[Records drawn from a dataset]
*** Block opens ***

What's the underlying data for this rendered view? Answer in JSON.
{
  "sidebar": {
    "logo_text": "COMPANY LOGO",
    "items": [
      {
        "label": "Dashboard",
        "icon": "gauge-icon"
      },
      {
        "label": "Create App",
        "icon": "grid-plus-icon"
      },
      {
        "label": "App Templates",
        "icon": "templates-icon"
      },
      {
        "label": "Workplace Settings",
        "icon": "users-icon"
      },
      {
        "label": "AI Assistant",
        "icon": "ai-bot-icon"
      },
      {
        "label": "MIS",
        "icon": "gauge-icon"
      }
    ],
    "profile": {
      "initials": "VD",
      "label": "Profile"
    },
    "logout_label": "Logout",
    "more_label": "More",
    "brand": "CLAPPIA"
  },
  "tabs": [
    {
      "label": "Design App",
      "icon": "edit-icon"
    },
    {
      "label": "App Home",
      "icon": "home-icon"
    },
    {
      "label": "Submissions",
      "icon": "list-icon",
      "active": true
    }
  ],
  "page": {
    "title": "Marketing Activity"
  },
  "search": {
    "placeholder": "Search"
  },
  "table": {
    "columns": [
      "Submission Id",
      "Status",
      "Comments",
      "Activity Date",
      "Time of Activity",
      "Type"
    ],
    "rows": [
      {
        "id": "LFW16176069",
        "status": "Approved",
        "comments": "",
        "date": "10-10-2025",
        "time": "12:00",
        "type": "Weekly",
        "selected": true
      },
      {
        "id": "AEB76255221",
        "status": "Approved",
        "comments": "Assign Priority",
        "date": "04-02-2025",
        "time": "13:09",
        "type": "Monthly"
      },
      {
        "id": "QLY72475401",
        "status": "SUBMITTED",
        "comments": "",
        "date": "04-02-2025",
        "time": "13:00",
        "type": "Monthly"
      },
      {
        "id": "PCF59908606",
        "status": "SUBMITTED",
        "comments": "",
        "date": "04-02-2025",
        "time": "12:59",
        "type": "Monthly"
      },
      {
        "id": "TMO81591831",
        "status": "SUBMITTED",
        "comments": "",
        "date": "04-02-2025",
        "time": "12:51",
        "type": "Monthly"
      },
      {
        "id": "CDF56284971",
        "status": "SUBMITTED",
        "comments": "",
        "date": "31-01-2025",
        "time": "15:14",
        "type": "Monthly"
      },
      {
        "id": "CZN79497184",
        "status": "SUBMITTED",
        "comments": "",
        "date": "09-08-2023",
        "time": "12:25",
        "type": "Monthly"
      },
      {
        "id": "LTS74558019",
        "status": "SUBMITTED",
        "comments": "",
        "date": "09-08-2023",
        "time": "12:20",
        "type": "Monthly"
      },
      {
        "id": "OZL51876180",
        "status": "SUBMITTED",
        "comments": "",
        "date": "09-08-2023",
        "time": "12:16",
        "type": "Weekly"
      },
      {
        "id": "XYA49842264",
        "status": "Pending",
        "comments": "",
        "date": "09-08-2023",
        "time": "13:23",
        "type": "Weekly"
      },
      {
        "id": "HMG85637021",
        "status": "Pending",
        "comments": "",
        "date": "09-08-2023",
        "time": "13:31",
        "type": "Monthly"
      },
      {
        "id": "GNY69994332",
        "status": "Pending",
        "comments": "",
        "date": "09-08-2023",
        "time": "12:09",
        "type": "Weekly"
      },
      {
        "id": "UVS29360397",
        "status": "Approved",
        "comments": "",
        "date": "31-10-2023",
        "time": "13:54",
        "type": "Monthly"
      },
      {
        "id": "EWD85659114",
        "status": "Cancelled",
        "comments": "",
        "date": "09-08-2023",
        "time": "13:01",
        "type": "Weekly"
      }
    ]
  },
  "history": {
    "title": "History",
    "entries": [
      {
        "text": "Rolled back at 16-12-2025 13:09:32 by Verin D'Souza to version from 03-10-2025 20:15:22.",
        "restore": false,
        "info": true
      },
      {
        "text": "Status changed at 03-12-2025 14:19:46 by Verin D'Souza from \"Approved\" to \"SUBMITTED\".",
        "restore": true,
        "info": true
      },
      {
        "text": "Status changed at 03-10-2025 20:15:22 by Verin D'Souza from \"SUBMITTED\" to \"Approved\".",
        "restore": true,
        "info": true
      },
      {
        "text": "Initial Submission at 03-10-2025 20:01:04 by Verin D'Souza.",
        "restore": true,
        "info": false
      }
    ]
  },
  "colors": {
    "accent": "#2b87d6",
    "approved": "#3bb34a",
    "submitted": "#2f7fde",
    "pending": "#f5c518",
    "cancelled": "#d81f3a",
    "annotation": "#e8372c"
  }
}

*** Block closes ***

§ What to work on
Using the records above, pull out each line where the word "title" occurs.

§ Response box
    "title": "Marketing Activity"
    "title": "History",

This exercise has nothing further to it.